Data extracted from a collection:

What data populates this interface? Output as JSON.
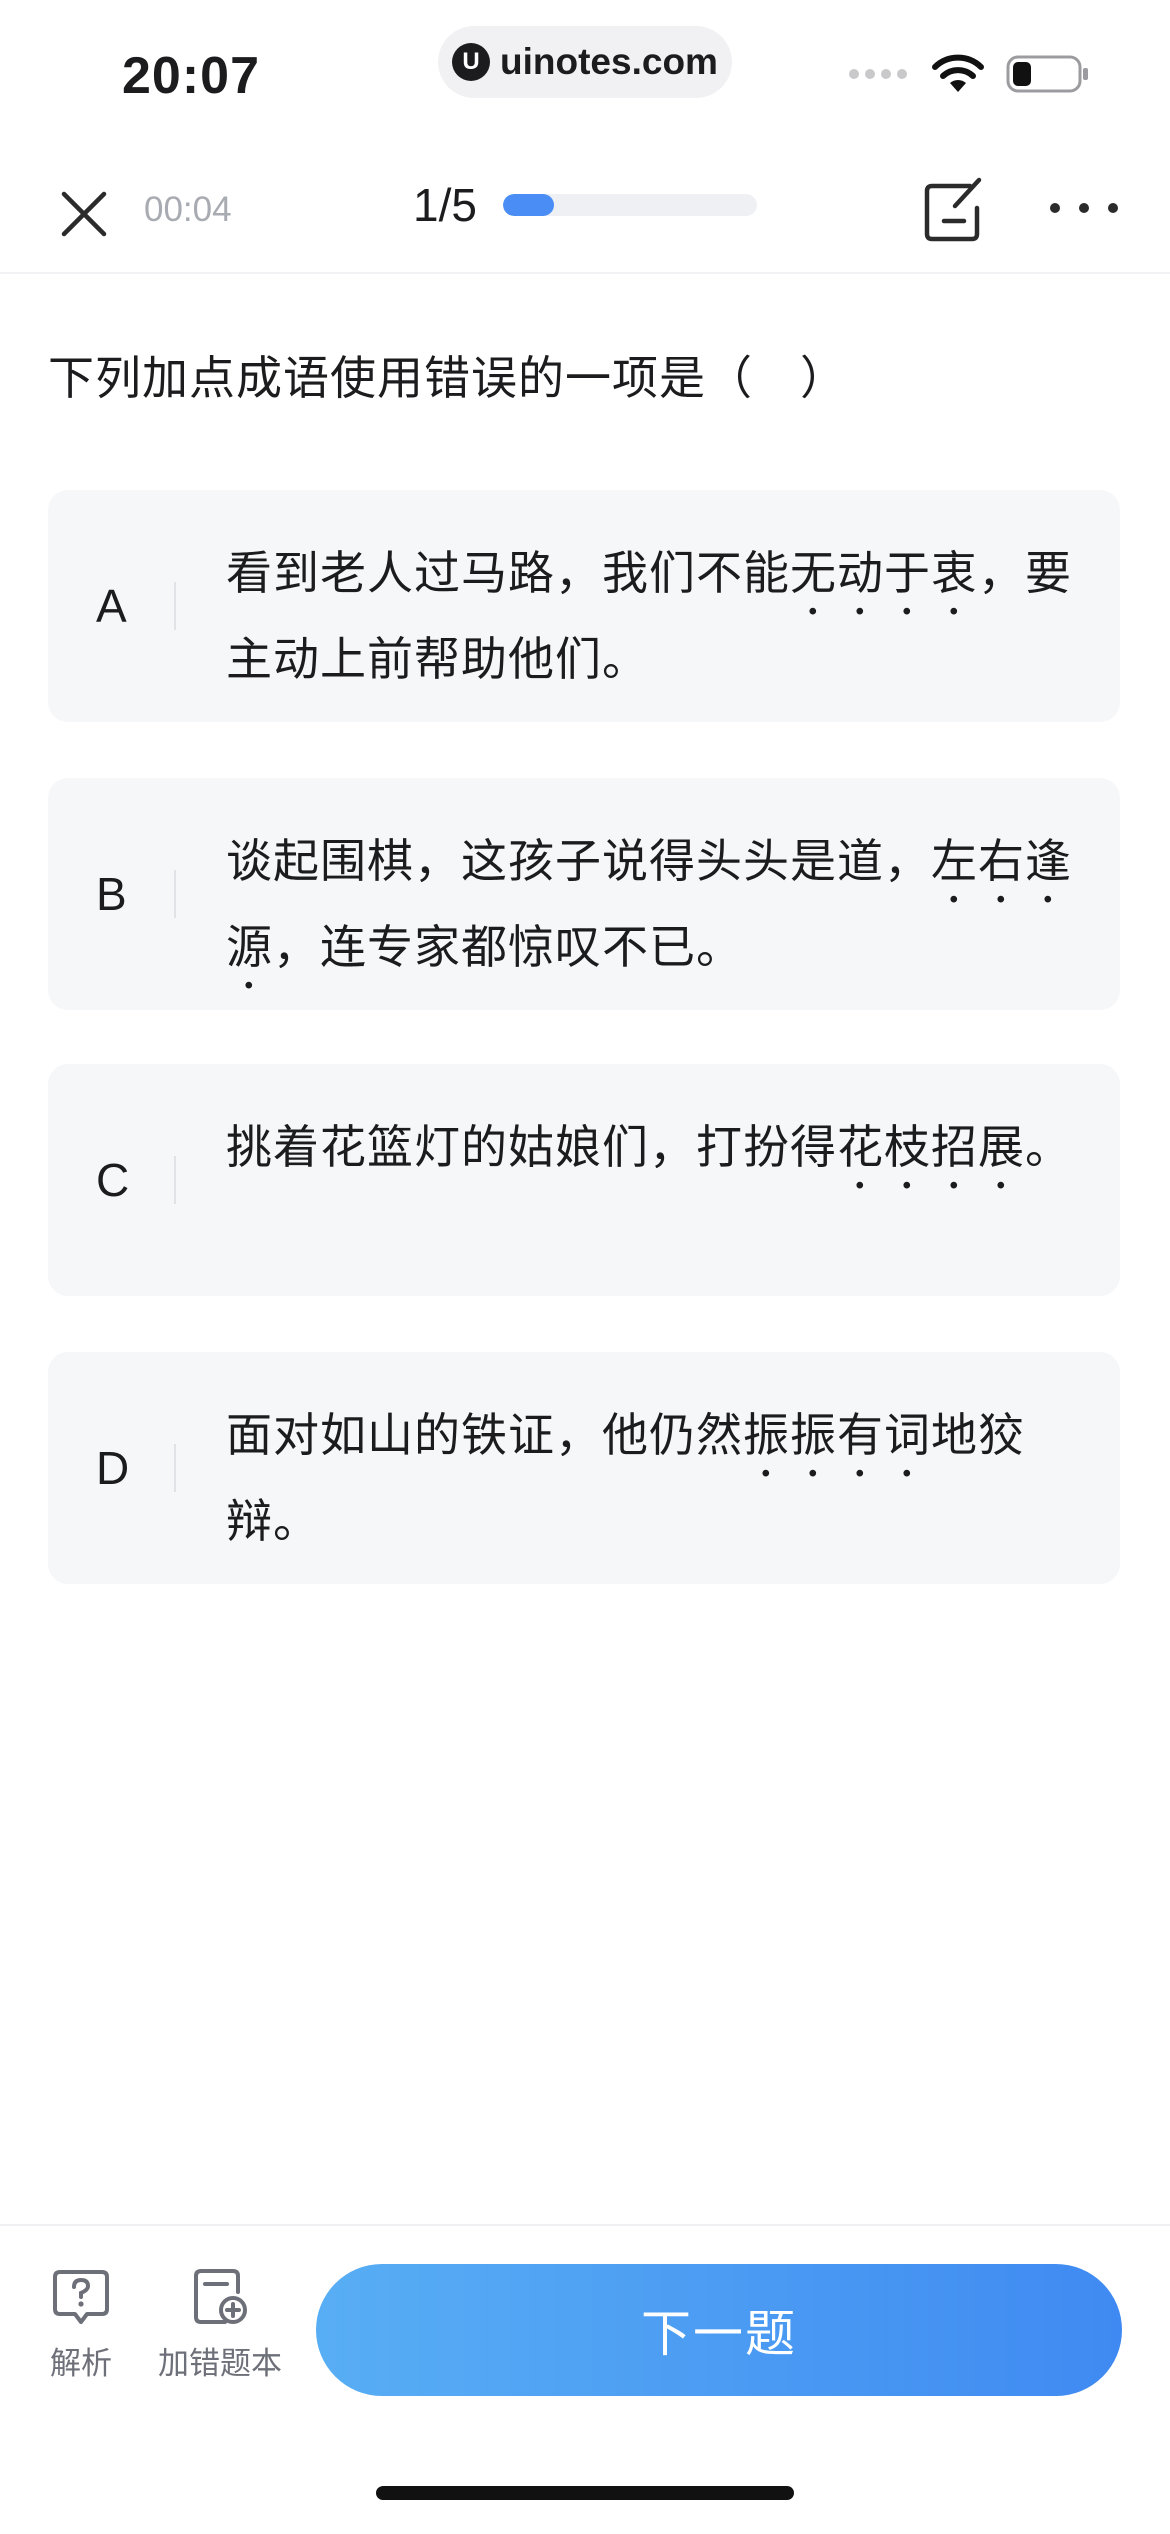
{
  "status_bar": {
    "time": "20:07",
    "url": "uinotes.com"
  },
  "nav": {
    "timer": "00:04",
    "progress_text": "1/5",
    "progress": 0.2
  },
  "question": {
    "text": "下列加点成语使用错误的一项是（　）"
  },
  "options": [
    {
      "letter": "A",
      "pre": "看到老人过马路，我们不能",
      "emph": "无动于衷",
      "post": "，要主动上前帮助他们。"
    },
    {
      "letter": "B",
      "pre": "谈起围棋，这孩子说得头头是道，",
      "emph": "左右逢源",
      "post": "，连专家都惊叹不已。"
    },
    {
      "letter": "C",
      "pre": "挑着花篮灯的姑娘们，打扮得",
      "emph": "花枝招展",
      "post": "。"
    },
    {
      "letter": "D",
      "pre": "面对如山的铁证，他仍然",
      "emph": "振振有词",
      "post": "地狡辩。"
    }
  ],
  "bottom": {
    "analysis_label": "解析",
    "add_wrong_label": "加错题本",
    "next_label": "下一题"
  },
  "colors": {
    "accent": "#4a8ef5",
    "button_start": "#58aef4",
    "button_end": "#3f8af2",
    "card_bg": "#f6f7f9"
  }
}
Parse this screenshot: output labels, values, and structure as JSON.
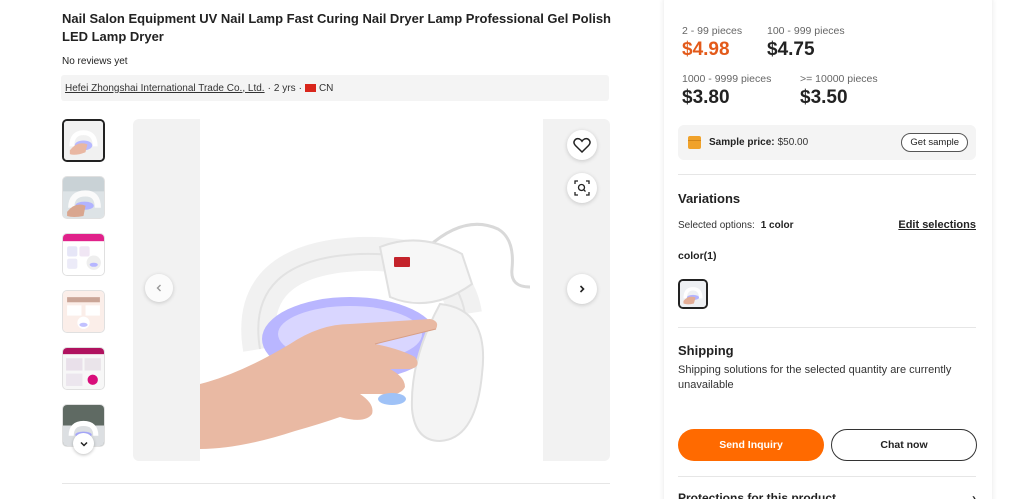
{
  "product": {
    "title": "Nail Salon Equipment UV Nail Lamp Fast Curing Nail Dryer Lamp Professional Gel Polish LED Lamp Dryer",
    "reviews": "No reviews yet"
  },
  "supplier": {
    "name": "Hefei Zhongshai International Trade Co., Ltd.",
    "years": "2 yrs",
    "country": "CN",
    "separator": "·"
  },
  "gallery": {
    "thumbnails": [
      "thumb-1",
      "thumb-2",
      "thumb-3",
      "thumb-4",
      "thumb-5",
      "thumb-6"
    ],
    "selected_index": 0,
    "icons": {
      "favorite": "heart-icon",
      "image_search": "lens-icon",
      "prev": "chevron-left-icon",
      "next": "chevron-right-icon",
      "more": "chevron-down-icon"
    }
  },
  "pricing": {
    "tiers": [
      {
        "range": "2 - 99 pieces",
        "price": "$4.98"
      },
      {
        "range": "100 - 999 pieces",
        "price": "$4.75"
      },
      {
        "range": "1000 - 9999 pieces",
        "price": "$3.80"
      },
      {
        "range": ">= 10000 pieces",
        "price": "$3.50"
      }
    ],
    "accent_color": "#e35a1a"
  },
  "sample": {
    "label": "Sample price:",
    "value": "$50.00",
    "button": "Get sample"
  },
  "variations": {
    "title": "Variations",
    "selected_label": "Selected options:",
    "selected_count": "1 color",
    "edit_label": "Edit selections",
    "color_label": "color(1)"
  },
  "shipping": {
    "title": "Shipping",
    "text": "Shipping solutions for the selected quantity are currently unavailable"
  },
  "actions": {
    "inquiry": "Send Inquiry",
    "chat": "Chat now",
    "primary_color": "#ff6a00"
  },
  "protections": {
    "title": "Protections for this product",
    "chevron": "›"
  }
}
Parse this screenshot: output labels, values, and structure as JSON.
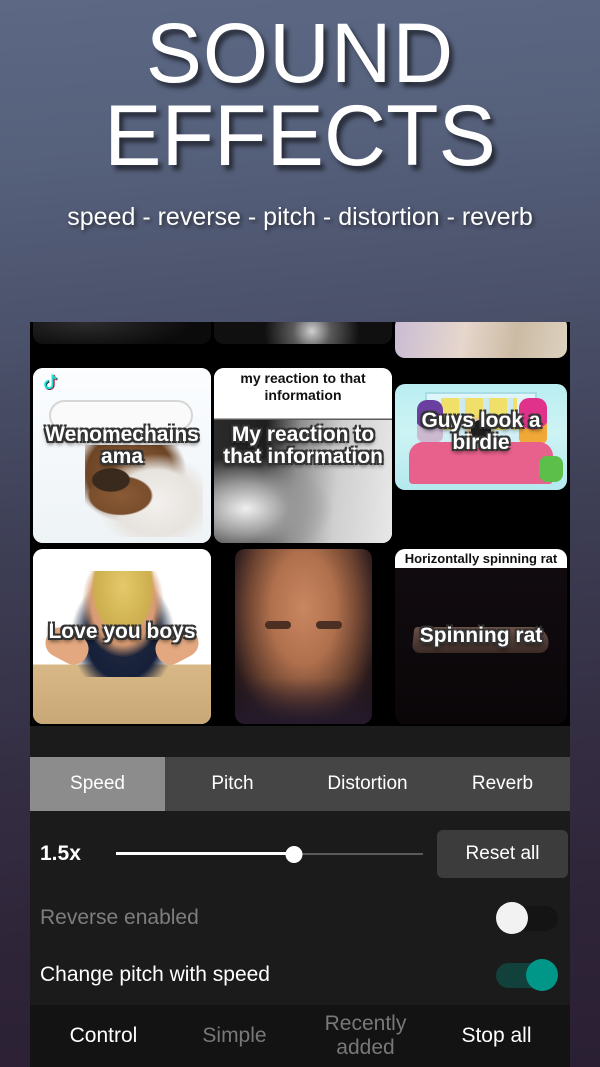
{
  "header": {
    "title_line1": "SOUND",
    "title_line2": "EFFECTS",
    "subtitle": "speed - reverse - pitch - distortion - reverb"
  },
  "grid": {
    "tiles": [
      {
        "caption": "Wenomechains ama",
        "overlay_label": "",
        "icon": "tiktok-icon"
      },
      {
        "caption": "My reaction to that information",
        "overlay_label": "my reaction to that information",
        "icon": ""
      },
      {
        "caption": "Guys look a birdie",
        "overlay_label": "",
        "icon": ""
      },
      {
        "caption": "Love you boys",
        "overlay_label": "",
        "icon": ""
      },
      {
        "caption": "",
        "overlay_label": "",
        "icon": ""
      },
      {
        "caption": "Spinning rat",
        "overlay_label": "Horizontally spinning rat",
        "icon": ""
      }
    ]
  },
  "tabs": [
    {
      "label": "Speed",
      "active": true
    },
    {
      "label": "Pitch",
      "active": false
    },
    {
      "label": "Distortion",
      "active": false
    },
    {
      "label": "Reverb",
      "active": false
    }
  ],
  "speed": {
    "value_label": "1.5x",
    "slider_percent": 58,
    "reset_label": "Reset all"
  },
  "toggles": [
    {
      "label": "Reverse enabled",
      "on": false
    },
    {
      "label": "Change pitch with speed",
      "on": true
    }
  ],
  "bottom_nav": [
    {
      "label": "Control",
      "active": true
    },
    {
      "label": "Simple",
      "active": false
    },
    {
      "label": "Recently added",
      "active": false
    },
    {
      "label": "Stop all",
      "active": true
    }
  ],
  "colors": {
    "accent_teal": "#009688",
    "tab_active": "#8c8c8c",
    "tab_bar": "#454545",
    "panel_bg": "#1b1b1b",
    "nav_bg": "#131313",
    "bg_top": "#5c6884",
    "bg_bottom": "#2a1f33"
  }
}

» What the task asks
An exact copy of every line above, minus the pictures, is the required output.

» Task response
What data populates this interface? Output as JSON.
{
  "status_bar": {
    "time": "20:07",
    "url": "uinotes.com"
  },
  "nav": {
    "timer": "00:04",
    "progress_text": "1/5",
    "progress": 0.2
  },
  "question": {
    "text": "下列加点成语使用错误的一项是（　）"
  },
  "options": [
    {
      "letter": "A",
      "pre": "看到老人过马路，我们不能",
      "emph": "无动于衷",
      "post": "，要主动上前帮助他们。"
    },
    {
      "letter": "B",
      "pre": "谈起围棋，这孩子说得头头是道，",
      "emph": "左右逢源",
      "post": "，连专家都惊叹不已。"
    },
    {
      "letter": "C",
      "pre": "挑着花篮灯的姑娘们，打扮得",
      "emph": "花枝招展",
      "post": "。"
    },
    {
      "letter": "D",
      "pre": "面对如山的铁证，他仍然",
      "emph": "振振有词",
      "post": "地狡辩。"
    }
  ],
  "bottom": {
    "analysis_label": "解析",
    "add_wrong_label": "加错题本",
    "next_label": "下一题"
  },
  "colors": {
    "accent": "#4a8ef5",
    "button_start": "#58aef4",
    "button_end": "#3f8af2",
    "card_bg": "#f6f7f9"
  }
}
Parse this screenshot: output labels, values, and structure as JSON.
{
  "product": {
    "title": "Nail Salon Equipment UV Nail Lamp Fast Curing Nail Dryer Lamp Professional Gel Polish LED Lamp Dryer",
    "reviews": "No reviews yet"
  },
  "supplier": {
    "name": "Hefei Zhongshai International Trade Co., Ltd.",
    "years": "2 yrs",
    "country": "CN",
    "separator": "·"
  },
  "gallery": {
    "thumbnails": [
      "thumb-1",
      "thumb-2",
      "thumb-3",
      "thumb-4",
      "thumb-5",
      "thumb-6"
    ],
    "selected_index": 0,
    "icons": {
      "favorite": "heart-icon",
      "image_search": "lens-icon",
      "prev": "chevron-left-icon",
      "next": "chevron-right-icon",
      "more": "chevron-down-icon"
    }
  },
  "pricing": {
    "tiers": [
      {
        "range": "2 - 99 pieces",
        "price": "$4.98"
      },
      {
        "range": "100 - 999 pieces",
        "price": "$4.75"
      },
      {
        "range": "1000 - 9999 pieces",
        "price": "$3.80"
      },
      {
        "range": ">= 10000 pieces",
        "price": "$3.50"
      }
    ],
    "accent_color": "#e35a1a"
  },
  "sample": {
    "label": "Sample price:",
    "value": "$50.00",
    "button": "Get sample"
  },
  "variations": {
    "title": "Variations",
    "selected_label": "Selected options:",
    "selected_count": "1 color",
    "edit_label": "Edit selections",
    "color_label": "color(1)"
  },
  "shipping": {
    "title": "Shipping",
    "text": "Shipping solutions for the selected quantity are currently unavailable"
  },
  "actions": {
    "inquiry": "Send Inquiry",
    "chat": "Chat now",
    "primary_color": "#ff6a00"
  },
  "protections": {
    "title": "Protections for this product",
    "chevron": "›"
  }
}
Parse this screenshot: output labels, values, and structure as JSON.
{
  "header": {
    "title_line1": "SOUND",
    "title_line2": "EFFECTS",
    "subtitle": "speed - reverse - pitch - distortion - reverb"
  },
  "grid": {
    "tiles": [
      {
        "caption": "Wenomechains ama",
        "overlay_label": "",
        "icon": "tiktok-icon"
      },
      {
        "caption": "My reaction to that information",
        "overlay_label": "my reaction to that information",
        "icon": ""
      },
      {
        "caption": "Guys look a birdie",
        "overlay_label": "",
        "icon": ""
      },
      {
        "caption": "Love you boys",
        "overlay_label": "",
        "icon": ""
      },
      {
        "caption": "",
        "overlay_label": "",
        "icon": ""
      },
      {
        "caption": "Spinning rat",
        "overlay_label": "Horizontally spinning rat",
        "icon": ""
      }
    ]
  },
  "tabs": [
    {
      "label": "Speed",
      "active": true
    },
    {
      "label": "Pitch",
      "active": false
    },
    {
      "label": "Distortion",
      "active": false
    },
    {
      "label": "Reverb",
      "active": false
    }
  ],
  "speed": {
    "value_label": "1.5x",
    "slider_percent": 58,
    "reset_label": "Reset all"
  },
  "toggles": [
    {
      "label": "Reverse enabled",
      "on": false
    },
    {
      "label": "Change pitch with speed",
      "on": true
    }
  ],
  "bottom_nav": [
    {
      "label": "Control",
      "active": true
    },
    {
      "label": "Simple",
      "active": false
    },
    {
      "label": "Recently added",
      "active": false
    },
    {
      "label": "Stop all",
      "active": true
    }
  ],
  "colors": {
    "accent_teal": "#009688",
    "tab_active": "#8c8c8c",
    "tab_bar": "#454545",
    "panel_bg": "#1b1b1b",
    "nav_bg": "#131313",
    "bg_top": "#5c6884",
    "bg_bottom": "#2a1f33"
  }
}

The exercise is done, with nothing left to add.